Exercise: Copy out all lines from the entries below in which "当我沉默的时候" occurs.

########

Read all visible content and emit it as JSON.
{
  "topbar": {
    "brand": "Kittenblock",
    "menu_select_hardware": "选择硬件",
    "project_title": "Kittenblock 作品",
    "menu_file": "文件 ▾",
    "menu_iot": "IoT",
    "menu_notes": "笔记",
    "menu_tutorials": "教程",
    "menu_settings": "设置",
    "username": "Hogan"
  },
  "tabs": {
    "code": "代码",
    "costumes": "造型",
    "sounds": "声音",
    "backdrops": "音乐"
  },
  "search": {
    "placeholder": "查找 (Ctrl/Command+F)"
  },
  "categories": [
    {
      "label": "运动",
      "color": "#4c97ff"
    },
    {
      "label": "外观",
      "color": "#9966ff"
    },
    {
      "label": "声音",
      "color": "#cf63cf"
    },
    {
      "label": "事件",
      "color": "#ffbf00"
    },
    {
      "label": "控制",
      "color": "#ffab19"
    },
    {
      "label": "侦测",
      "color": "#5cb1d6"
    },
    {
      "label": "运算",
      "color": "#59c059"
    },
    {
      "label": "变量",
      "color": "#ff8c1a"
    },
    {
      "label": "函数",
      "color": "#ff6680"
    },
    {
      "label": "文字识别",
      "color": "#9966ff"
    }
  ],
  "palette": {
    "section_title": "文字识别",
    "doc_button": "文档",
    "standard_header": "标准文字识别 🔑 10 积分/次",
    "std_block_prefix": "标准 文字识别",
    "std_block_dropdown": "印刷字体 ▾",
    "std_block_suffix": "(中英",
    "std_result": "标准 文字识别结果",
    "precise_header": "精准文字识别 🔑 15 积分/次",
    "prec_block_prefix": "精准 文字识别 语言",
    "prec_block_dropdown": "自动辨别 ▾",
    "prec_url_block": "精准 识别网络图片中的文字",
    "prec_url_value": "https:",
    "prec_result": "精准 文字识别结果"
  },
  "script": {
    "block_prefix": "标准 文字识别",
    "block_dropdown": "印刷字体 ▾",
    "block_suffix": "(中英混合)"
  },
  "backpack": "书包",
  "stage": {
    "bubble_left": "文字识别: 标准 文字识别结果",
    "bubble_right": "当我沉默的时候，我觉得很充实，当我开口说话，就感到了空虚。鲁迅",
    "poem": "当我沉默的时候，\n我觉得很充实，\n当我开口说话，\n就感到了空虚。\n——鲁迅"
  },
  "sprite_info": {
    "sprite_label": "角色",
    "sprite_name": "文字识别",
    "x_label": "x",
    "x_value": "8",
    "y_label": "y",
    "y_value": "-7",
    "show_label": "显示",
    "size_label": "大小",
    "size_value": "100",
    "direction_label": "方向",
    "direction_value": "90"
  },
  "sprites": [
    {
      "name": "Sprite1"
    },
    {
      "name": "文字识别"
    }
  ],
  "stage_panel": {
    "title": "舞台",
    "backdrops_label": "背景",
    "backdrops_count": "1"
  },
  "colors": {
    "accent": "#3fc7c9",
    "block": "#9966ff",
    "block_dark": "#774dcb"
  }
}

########

Task result:
    "bubble_right": "当我沉默的时候，我觉得很充实，当我开口说话，就感到了空虚。鲁迅",
    "poem": "当我沉默的时候，\n我觉得很充实，\n当我开口说话，\n就感到了空虚。\n——鲁迅"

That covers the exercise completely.